Modern Quilting is a style of quilting that I have watched developing for about 10 years now. But most quilters are only just now hearing about it. Here is the official definition according to Google.
Modern quilting is a fresh approach reflecting each quilter’s personality and personal style. Modern quilters embrace functionality, simplicity and minimalism, and use asymmetric designs in their approach. They reinterpret traditional blocks and patterns, and are often inspired by modern art and architecture.
My definition is any quilt that is does not follow traditional setting patterns, such as 12 blocks with sashing and borders. It’s a very broad term and can be applied in many different ways. I love the modern quilting movement and am excited about the creative freedom it lends to each of us.
If you’re looking for some simple modern quilt patterns, we have found some for you to try. And many of them are FREE!
When I saw this set of quilters luggage at the quilt show, I couldn’t get it out of my mind. I’ve had my current machine carrying case for over 15 years. It’s a little too small, and not made of the best stuff. So when I saw what was available from Tutto, I knew I had to give it a try.
I am happy to say that the luggage is exceeding my expectations. Not only is it sturdy and made very well, but it also collapses so that when I’m not using it, I can put it away in my studio without taking up so much room.
P.S. Tutto sent me these to try out and review. I only recommend products that I think are top quality and that I use myself. I am thrilled with the quality of these carriers and I know I will be using mine for a very long time.
Applique quilting is a very traditional form of quilting. Applique refers to attaching one fabric on to another to produce a decorative pattern. There are many types of applique; hand applique, machine applique, raw edge applique, freezer paper applique, needle turn applique, just to name a few.
If you have never tried applique before and are ready to give it a try, or if you are an experiened applique quilter looking for new patterns to try, we have collected some patterns and books that could be your next project.
Years ago I belonged to a fat quarter swap group that met every month. Every month we would bring a different genre of fabrics to swap. One month, the category was “Florals”. I took 12 fat quarters of my favorite floral, and received 12 fat quarters of 12 different floral fabrics. This was a great way to expand my fabric collection and a great way to make quilting friends. The women in that group are still good friends today, years later.
I have never used these florals for any of my quilts. For years, I worked only in batiks and hand-dyed fabrics. And florals weren’t a good fit. This month I decided it was time to use those fabrics, and I started looking for a good pattern that would really show them off. I found an easy pattern in the book Layer Cakes, Jelly Rolls and Charm Quilts. I love this book because it has easy patterns that are perfect for using those precuts I pick up at my mom’s quilt shop and at quilt shows. I have discovered that this particular pattern worked very well as a scrap quilt to use these floral fabrics.

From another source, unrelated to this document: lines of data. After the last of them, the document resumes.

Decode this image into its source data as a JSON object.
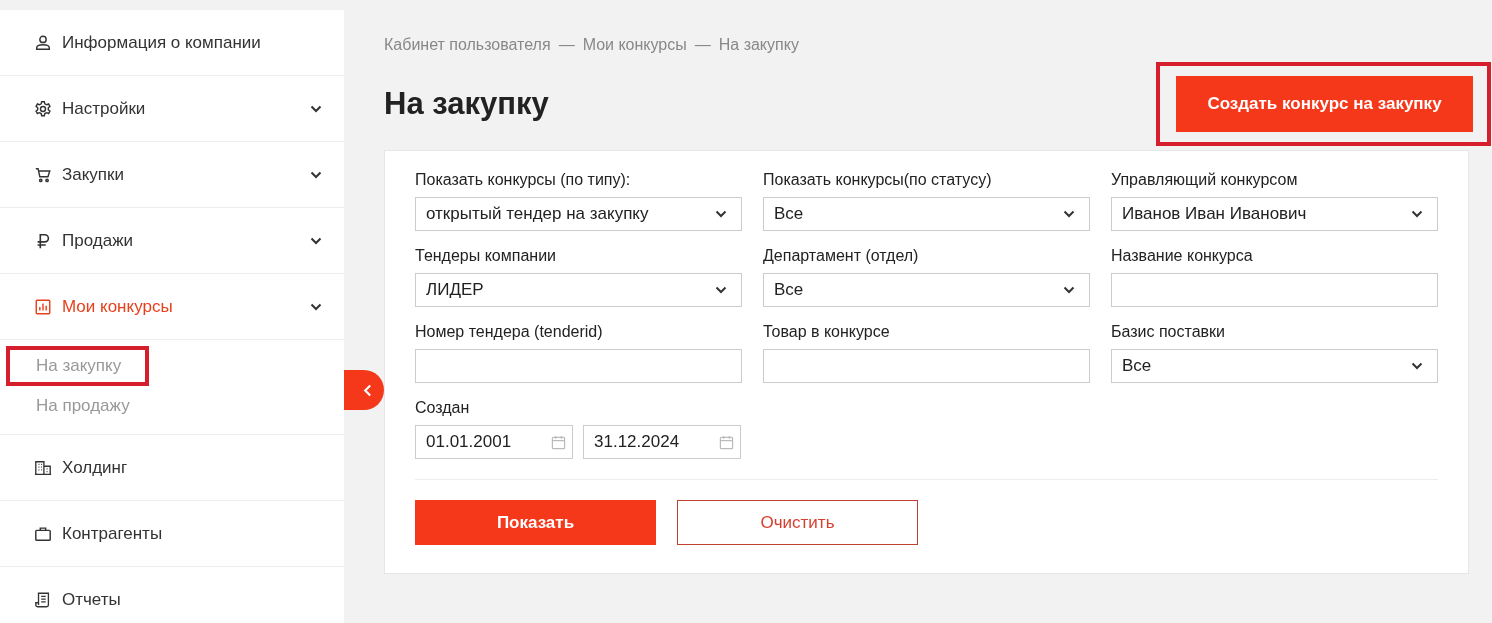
{
  "sidebar": {
    "items": [
      {
        "label": "Информация о компании",
        "kind": "person",
        "expandable": false,
        "active": false
      },
      {
        "label": "Настройки",
        "kind": "gear",
        "expandable": true,
        "active": false
      },
      {
        "label": "Закупки",
        "kind": "cart",
        "expandable": true,
        "active": false
      },
      {
        "label": "Продажи",
        "kind": "ruble",
        "expandable": true,
        "active": false
      },
      {
        "label": "Мои конкурсы",
        "kind": "chart",
        "expandable": true,
        "active": true,
        "children": [
          {
            "label": "На закупку",
            "highlighted": true
          },
          {
            "label": "На продажу",
            "highlighted": false
          }
        ]
      },
      {
        "label": "Холдинг",
        "kind": "building",
        "expandable": false,
        "active": false
      },
      {
        "label": "Контрагенты",
        "kind": "briefcase",
        "expandable": false,
        "active": false
      },
      {
        "label": "Отчеты",
        "kind": "receipt",
        "expandable": false,
        "active": false
      }
    ]
  },
  "breadcrumb": [
    "Кабинет пользователя",
    "Мои конкурсы",
    "На закупку"
  ],
  "breadcrumb_separator": "—",
  "title": "На закупку",
  "create_button": {
    "label": "Создать конкурс на закупку",
    "highlighted": true
  },
  "filters": [
    {
      "label": "Показать конкурсы (по типу):",
      "kind": "select",
      "value": "открытый тендер на закупку"
    },
    {
      "label": "Показать конкурсы(по статусу)",
      "kind": "select",
      "value": "Все"
    },
    {
      "label": "Управляющий конкурсом",
      "kind": "select",
      "value": "Иванов Иван Иванович"
    },
    {
      "label": "Тендеры компании",
      "kind": "select",
      "value": "ЛИДЕР"
    },
    {
      "label": "Департамент (отдел)",
      "kind": "select",
      "value": "Все"
    },
    {
      "label": "Название конкурса",
      "kind": "text"
    },
    {
      "label": "Номер тендера (tenderid)",
      "kind": "text"
    },
    {
      "label": "Товар в конкурсе",
      "kind": "text"
    },
    {
      "label": "Базис поставки",
      "kind": "select",
      "value": "Все"
    },
    {
      "label": "Создан",
      "kind": "daterange",
      "values": [
        "01.01.2001",
        "31.12.2024"
      ]
    }
  ],
  "actions": [
    {
      "label": "Показать",
      "kind": "primary"
    },
    {
      "label": "Очистить",
      "kind": "outline"
    }
  ]
}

This quilt top turned out even better than I had pictured it. Don’t you just love it when that happens? I would highly recommend this book, and I highly recommend this pattern for beginners.
P.S. Find Layer Cakes, Jelly Rolls and Charm Quilts and more great quilt books and quilting tools at my online shop The Quilted Turtle. I put only the items I really use and really love in the online quilt shop. All of my favorites are there!